I had my work cut out for me and I wasn’t even sure where to start, so I took off my jacket, rolled up my sleeves and went on the hunt. I would have to use my keen detective skills to decide which boxes had been there the longest, since the layer of dust obviously wasn’t going to be an indicator. Every box was covered and they all looked like they had been there for years.
I surmised that the oldest ones would be on the shelves. My reasoning was that they would be filled first, then the table and then the floor. One by one, I started taking them down, carefully scrutinizing each one, looking for that elusive number 35S.
Some of the boxes felt as though they held nothing, while others had a hefty weight to them. I admit that I was tempted to take a peek inside some of them, but temptation was as far as it went. I had a mission and that was to find the box that mattered.
Some of the numbers had been written on the bottom of the box, a fact I discovered after straining my eyes, trying to find it on the top or the sides.
I looked at every single box on the shelves, thirty-two in all. “Why would so many people forget what was in a safe deposit box?” I thought. “And why didn’t a family member come to claim it?” I wondered if they thought, like so many, that old people and old things had no value.
Having proven that my so-called “keen detective skills” were lacking, I skipped the floor and turned to the table and its contents. There were nine rows, stacked four high. I started on the end, removing the top box and dusting it off as I looked for the number.

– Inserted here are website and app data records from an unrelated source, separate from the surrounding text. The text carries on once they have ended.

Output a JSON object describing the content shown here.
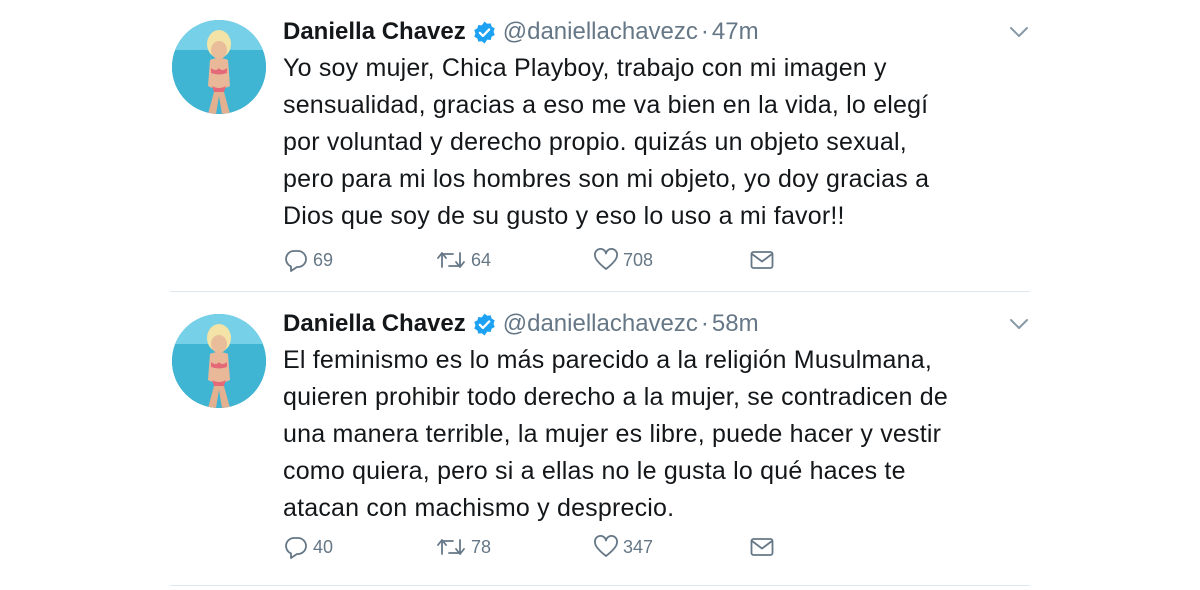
{
  "icons": {
    "verified": "verified-badge-icon",
    "caret": "chevron-down-icon",
    "reply": "reply-icon",
    "retweet": "retweet-icon",
    "like": "heart-icon",
    "dm": "envelope-icon"
  },
  "colors": {
    "verified_blue": "#1da1f2",
    "text_primary": "#14171a",
    "text_secondary": "#657786",
    "divider": "#e1e8ed"
  },
  "tweets": [
    {
      "display_name": "Daniella Chavez",
      "handle": "@daniellachavezc",
      "separator": "·",
      "time": "47m",
      "text_lines": [
        "Yo soy mujer, Chica Playboy, trabajo con mi imagen y",
        "sensualidad, gracias a eso me va bien en la vida, lo elegí",
        "por voluntad y derecho propio.  quizás un objeto sexual,",
        "pero para mi los hombres son mi objeto,  yo doy gracias a",
        "Dios que soy de su gusto y eso lo uso a mi favor!!"
      ],
      "replies": "69",
      "retweets": "64",
      "likes": "708"
    },
    {
      "display_name": "Daniella Chavez",
      "handle": "@daniellachavezc",
      "separator": "·",
      "time": "58m",
      "text_lines": [
        "El feminismo es lo más parecido a la religión Musulmana,",
        "quieren prohibir todo derecho a la mujer, se contradicen de",
        "una manera terrible, la mujer es libre, puede hacer y vestir",
        "como quiera, pero si a ellas no le gusta lo qué haces te",
        "atacan con machismo y desprecio."
      ],
      "replies": "40",
      "retweets": "78",
      "likes": "347"
    }
  ]
}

Three rows in and just as I was thinking “this is bullshit,” suddenly, the number 35S was staring me in the face. It was written on an old childs’ Buster Brown shoe box. The size said “13 1/2.”

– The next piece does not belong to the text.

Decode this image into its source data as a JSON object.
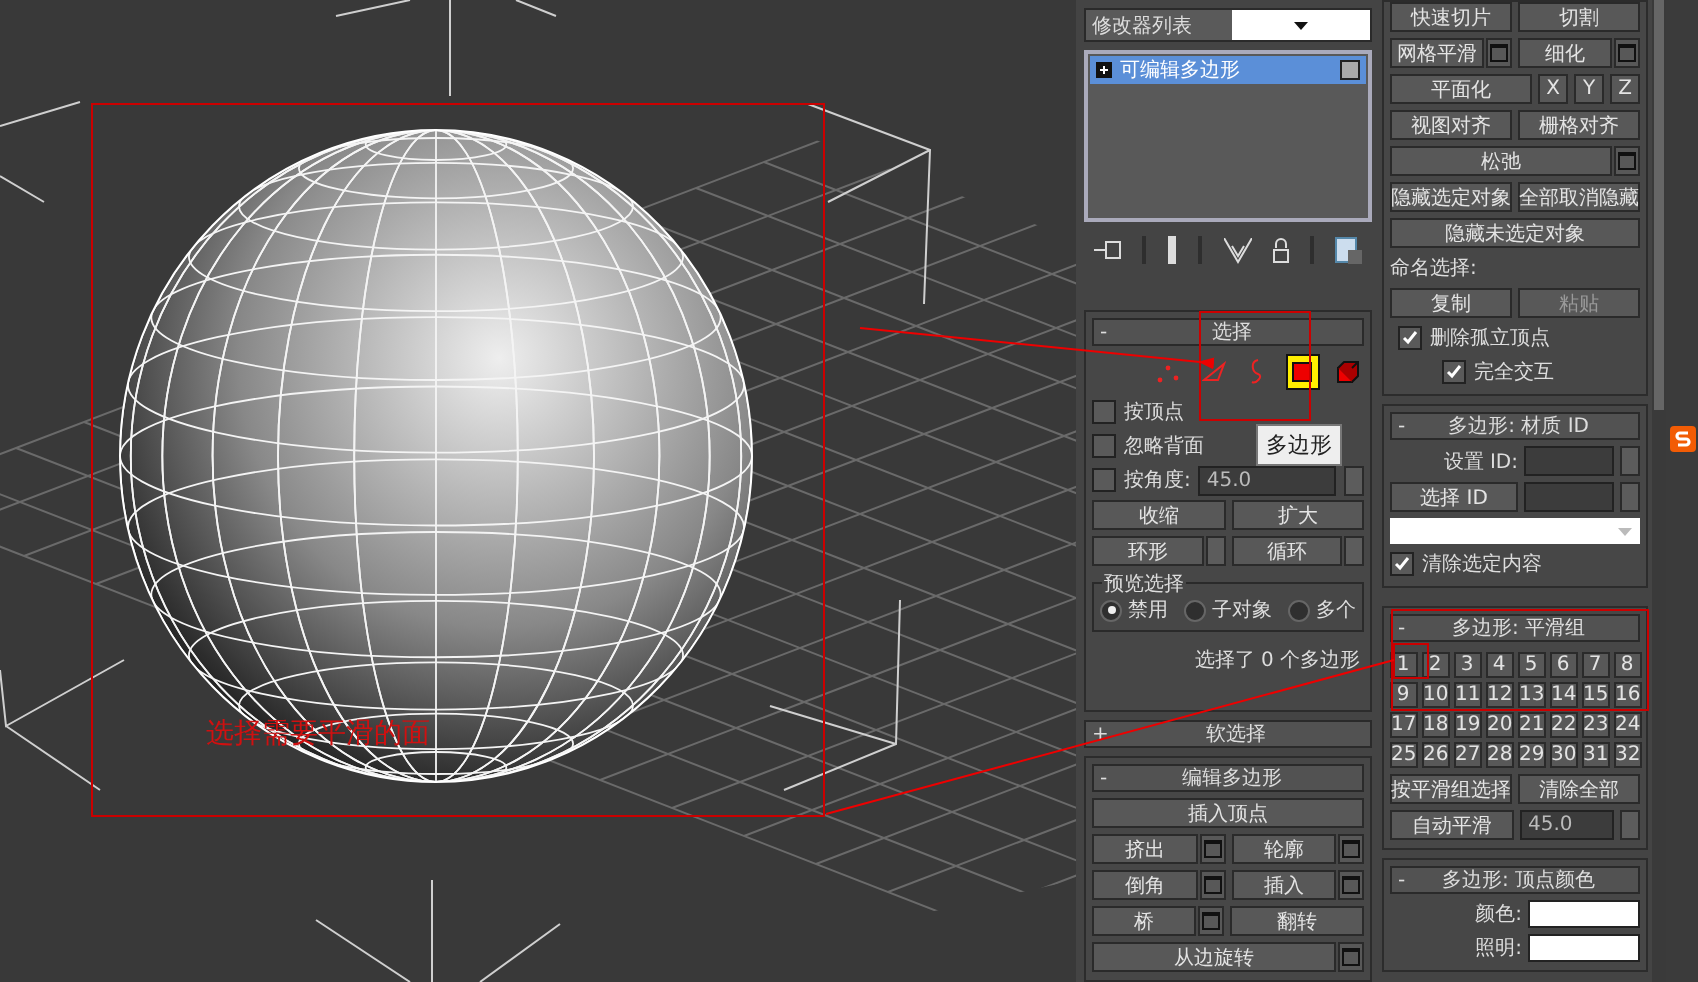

I paused for a minute, letting it sink in that I had actually found the box. What was I going to find inside? I took a deep breath and pulled my Barlow knife out of my pocket to cut the twine tied around the box.
Just then, Roy came in and said “it’s about time to close the doors. How’re you doin’?” I told him I had just found the box and he let out with a “well, what do you know about that!”
When I told Roy that I thought I’d just take the box with me, I saw a look of confusion on his face. “I’m not sure you can do that,” he said. “The order says search but it doesn’t say anything about seizure.” I showed him the order again and pointed out the phrase “grant access and release any and all information associated with the decedent.”
“Okay,” Roy said. “I’m not sure I would consider the contents of that box as information, but I’ll take your word for it. I’ll just need you to sign this form, stating that you are taking care, custody and control.”
Roy tried to come across as an almost country bumpkin but he was clearly playing with a full deck of cards. I was curious as to what his profession had been before he came to work at the Post Office. Certain phrases he dropped like “not standing on ceremony” and “search and seizure” and “care, custody and control” were not the words of a backwoods, uneducated man.
When I posed the question to him, he hesitated and then said “I was a structural engineer but I left that life behind many years ago.”
I got the impression that Roy didn’t want to talk about the details so I shook his hand and told him it was a pleasure to meet him.
My curiosity suddenly wasn’t confined to my pretend investigation into the contents of box 35S. I took out my phone and started Googling local engineers. Buried deep on page nine was an article about a new building that had been erected in the city and what an incredible accomplishment it was. The engineer was Roy Huggins.
Tragically, just after the building reached full capacity, it collapsed, killing everybody inside and several pedestrians on the street. The exact cause was never determined but the court of public opinion ultimately put the responsibility onto Huggins’ shoulders.
“What a pisser,” I thought, and headed home.
To be continued________________